It seems like Sony is nearly finished working on the Sony WF-1000XM5, its next pair of flagship true wireless noise-cancelling earbuds, with a plan to release them sooner rather than later. The earbuds in question are the successors to the Sony WF-1000XM4 that are some of the best wireless earbuds on the market.
Some critical information on the next earbuds appeared in a recently posted FCC filing from Sony that uses the hardware identification number “YY2963” — just a few numbers away from the Sony WF-1000XM4 that used the name “YY2948” when it launched in 2021.
The filing, first spotted by The Walkman Blog, tells us how soon Sony’s likely to announce the earbuds — August 22 at the latest — and lists that the earbuds will use the latest Bluetooth standard, Bluetooth 5.3.
The Walkman Blog also notes that the new earbuds will also use touch-capacitive controls on each bud just like the WF-1000XM4 and a battery voltage of 3.85V. Unfortunately, the filing doesn’t specify battery life, but it’s likely to be around the WF-1000XM4’s eight hours per charge with 16 more hours of juice in the case.
Another award-winning pair of Sony headphones?
This isn’t the first time Sony had its unveiling plans foiled by an FCC filing. In fact, it happens pretty much every year like clockwork.

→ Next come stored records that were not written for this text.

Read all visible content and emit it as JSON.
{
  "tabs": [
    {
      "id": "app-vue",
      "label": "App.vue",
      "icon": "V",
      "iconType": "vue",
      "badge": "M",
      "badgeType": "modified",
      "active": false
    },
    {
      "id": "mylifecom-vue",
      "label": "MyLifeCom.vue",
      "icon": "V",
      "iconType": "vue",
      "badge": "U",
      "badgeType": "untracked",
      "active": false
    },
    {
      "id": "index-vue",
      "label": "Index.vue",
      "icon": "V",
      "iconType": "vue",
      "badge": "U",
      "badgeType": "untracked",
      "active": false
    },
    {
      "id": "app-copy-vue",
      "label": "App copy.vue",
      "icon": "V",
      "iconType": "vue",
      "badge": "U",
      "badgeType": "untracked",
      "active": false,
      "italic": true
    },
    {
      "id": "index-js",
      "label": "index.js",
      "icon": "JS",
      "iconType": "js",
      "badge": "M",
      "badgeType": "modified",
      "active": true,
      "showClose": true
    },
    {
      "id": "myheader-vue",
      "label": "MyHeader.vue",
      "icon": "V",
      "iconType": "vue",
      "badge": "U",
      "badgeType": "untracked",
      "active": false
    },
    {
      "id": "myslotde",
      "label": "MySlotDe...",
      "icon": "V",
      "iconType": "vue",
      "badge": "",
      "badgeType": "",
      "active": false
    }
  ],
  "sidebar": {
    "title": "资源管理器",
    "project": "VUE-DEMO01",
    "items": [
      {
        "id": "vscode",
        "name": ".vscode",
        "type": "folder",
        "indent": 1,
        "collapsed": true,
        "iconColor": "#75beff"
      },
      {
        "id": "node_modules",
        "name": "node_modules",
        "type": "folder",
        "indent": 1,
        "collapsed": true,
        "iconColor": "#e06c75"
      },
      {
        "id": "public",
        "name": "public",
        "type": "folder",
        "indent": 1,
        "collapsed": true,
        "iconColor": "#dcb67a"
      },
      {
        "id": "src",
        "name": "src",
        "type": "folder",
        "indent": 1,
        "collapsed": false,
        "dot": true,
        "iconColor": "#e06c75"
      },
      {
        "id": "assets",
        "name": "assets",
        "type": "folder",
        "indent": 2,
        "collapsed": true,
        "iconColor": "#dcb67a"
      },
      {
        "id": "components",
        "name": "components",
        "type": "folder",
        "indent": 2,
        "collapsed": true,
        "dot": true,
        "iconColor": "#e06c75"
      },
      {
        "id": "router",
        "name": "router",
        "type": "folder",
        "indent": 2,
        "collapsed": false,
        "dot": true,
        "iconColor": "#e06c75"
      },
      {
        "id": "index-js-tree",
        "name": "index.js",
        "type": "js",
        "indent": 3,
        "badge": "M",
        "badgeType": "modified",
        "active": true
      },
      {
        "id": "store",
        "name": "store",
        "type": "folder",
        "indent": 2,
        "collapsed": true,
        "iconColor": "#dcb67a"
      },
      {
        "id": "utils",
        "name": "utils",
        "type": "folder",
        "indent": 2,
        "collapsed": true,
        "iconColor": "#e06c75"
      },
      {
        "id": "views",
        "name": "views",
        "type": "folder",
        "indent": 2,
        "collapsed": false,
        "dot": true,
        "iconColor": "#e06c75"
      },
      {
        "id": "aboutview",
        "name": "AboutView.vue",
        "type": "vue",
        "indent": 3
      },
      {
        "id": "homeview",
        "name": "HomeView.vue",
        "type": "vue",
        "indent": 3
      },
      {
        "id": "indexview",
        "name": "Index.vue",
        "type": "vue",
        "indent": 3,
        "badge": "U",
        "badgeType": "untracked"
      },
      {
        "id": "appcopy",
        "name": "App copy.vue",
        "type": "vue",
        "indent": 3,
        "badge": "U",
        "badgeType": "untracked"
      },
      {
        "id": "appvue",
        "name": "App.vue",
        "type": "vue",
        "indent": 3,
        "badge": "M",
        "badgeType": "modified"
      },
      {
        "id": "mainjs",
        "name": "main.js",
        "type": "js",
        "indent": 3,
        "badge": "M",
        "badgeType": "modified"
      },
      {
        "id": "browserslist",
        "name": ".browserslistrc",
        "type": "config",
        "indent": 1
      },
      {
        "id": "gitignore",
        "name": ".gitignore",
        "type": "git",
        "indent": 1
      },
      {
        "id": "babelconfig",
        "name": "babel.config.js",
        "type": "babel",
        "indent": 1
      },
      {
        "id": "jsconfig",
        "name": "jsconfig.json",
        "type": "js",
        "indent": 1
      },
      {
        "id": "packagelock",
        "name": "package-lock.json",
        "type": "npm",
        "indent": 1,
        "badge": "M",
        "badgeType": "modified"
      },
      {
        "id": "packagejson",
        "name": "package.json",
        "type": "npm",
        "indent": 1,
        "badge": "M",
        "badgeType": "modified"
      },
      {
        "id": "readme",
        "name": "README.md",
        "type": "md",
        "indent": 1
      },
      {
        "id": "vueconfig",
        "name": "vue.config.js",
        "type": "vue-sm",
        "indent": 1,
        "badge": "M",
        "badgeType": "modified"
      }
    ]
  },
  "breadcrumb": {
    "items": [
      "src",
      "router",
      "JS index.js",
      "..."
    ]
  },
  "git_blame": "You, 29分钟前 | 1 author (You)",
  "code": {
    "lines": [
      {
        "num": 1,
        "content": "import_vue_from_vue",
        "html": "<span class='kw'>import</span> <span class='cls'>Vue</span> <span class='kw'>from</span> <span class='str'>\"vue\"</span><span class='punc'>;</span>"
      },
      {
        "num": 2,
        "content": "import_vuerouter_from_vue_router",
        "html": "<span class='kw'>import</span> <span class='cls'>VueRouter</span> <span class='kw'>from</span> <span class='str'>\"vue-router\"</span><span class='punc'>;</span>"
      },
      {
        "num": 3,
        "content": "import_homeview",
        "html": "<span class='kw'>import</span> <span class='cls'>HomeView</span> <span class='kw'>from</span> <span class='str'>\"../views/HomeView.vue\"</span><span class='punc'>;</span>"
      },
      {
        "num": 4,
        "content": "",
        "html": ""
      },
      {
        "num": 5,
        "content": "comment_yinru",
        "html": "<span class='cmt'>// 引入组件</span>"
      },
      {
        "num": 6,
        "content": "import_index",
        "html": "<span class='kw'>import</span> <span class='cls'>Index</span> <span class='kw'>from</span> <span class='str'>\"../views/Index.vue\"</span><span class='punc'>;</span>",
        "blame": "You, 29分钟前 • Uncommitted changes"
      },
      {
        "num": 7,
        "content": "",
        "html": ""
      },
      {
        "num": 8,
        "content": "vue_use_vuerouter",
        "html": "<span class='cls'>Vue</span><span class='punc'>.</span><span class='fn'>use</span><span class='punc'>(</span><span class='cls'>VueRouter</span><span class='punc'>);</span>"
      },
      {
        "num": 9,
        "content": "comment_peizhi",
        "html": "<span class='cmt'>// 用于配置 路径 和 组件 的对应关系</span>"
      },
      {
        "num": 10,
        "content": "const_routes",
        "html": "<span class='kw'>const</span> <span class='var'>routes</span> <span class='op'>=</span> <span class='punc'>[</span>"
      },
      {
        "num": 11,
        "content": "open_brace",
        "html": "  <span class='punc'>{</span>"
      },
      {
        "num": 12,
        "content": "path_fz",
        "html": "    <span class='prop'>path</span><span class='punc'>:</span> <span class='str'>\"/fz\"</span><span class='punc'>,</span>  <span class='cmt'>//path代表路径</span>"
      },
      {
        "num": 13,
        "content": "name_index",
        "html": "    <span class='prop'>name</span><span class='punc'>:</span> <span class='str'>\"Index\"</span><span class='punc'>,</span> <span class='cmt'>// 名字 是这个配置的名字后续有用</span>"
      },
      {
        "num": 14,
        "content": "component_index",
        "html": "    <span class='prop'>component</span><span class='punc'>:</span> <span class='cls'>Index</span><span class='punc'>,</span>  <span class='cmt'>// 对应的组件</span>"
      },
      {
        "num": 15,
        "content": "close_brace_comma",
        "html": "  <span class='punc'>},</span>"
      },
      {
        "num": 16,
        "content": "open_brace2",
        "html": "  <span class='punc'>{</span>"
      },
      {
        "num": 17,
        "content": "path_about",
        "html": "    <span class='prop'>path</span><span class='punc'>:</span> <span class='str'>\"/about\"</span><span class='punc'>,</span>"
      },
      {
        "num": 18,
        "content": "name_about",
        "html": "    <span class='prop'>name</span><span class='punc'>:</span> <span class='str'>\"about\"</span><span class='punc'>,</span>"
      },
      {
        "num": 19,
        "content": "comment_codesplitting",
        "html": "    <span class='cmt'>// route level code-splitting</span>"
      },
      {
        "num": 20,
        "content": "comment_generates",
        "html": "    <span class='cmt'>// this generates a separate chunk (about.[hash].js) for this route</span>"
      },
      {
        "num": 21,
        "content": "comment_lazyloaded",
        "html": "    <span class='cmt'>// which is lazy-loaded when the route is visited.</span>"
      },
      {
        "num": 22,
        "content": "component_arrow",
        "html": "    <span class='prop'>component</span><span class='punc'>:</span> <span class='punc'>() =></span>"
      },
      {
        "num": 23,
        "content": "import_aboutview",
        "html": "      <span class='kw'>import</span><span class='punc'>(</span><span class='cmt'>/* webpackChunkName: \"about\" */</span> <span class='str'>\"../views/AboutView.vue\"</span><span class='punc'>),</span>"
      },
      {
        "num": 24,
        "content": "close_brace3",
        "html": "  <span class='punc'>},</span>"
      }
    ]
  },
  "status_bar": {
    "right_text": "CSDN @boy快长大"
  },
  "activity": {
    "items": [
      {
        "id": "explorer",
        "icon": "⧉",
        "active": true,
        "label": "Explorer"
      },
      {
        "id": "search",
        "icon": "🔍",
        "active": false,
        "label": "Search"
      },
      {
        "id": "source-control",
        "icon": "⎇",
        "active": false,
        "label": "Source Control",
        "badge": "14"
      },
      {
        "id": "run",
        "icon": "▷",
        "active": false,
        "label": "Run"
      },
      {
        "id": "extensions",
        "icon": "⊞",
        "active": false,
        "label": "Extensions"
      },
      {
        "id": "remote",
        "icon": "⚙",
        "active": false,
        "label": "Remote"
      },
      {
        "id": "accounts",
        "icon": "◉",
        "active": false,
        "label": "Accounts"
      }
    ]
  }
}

At this point, you could probably predict when the Sony WH-1000XM6 and Sony WF-1000XM6 just based on when previous models were released.
What we’ll have to wait for, sadly, is more information around the earbuds’ specs — specifically how long their battery will last, what wireless codecs they support and, most importantly, how Sony has improved the sound since the WF-1000XM4.
Since the Sony WF-1000XM4 came out in 2021, we've seen the Apple AirPods Pro 2 that pose a real threat to Sony's dominance. It'd be great to see Sony's new earbuds pull a few tricks from Apple's playbook by implementing spatial audio anytime the earbuds are on, rather than only during Sony 360 Audio tracks.
Thankfully, based on the date listed in the filing we won’t have long to wait for them— and you can bet we’ll be covering them when Sony lifts the curtain.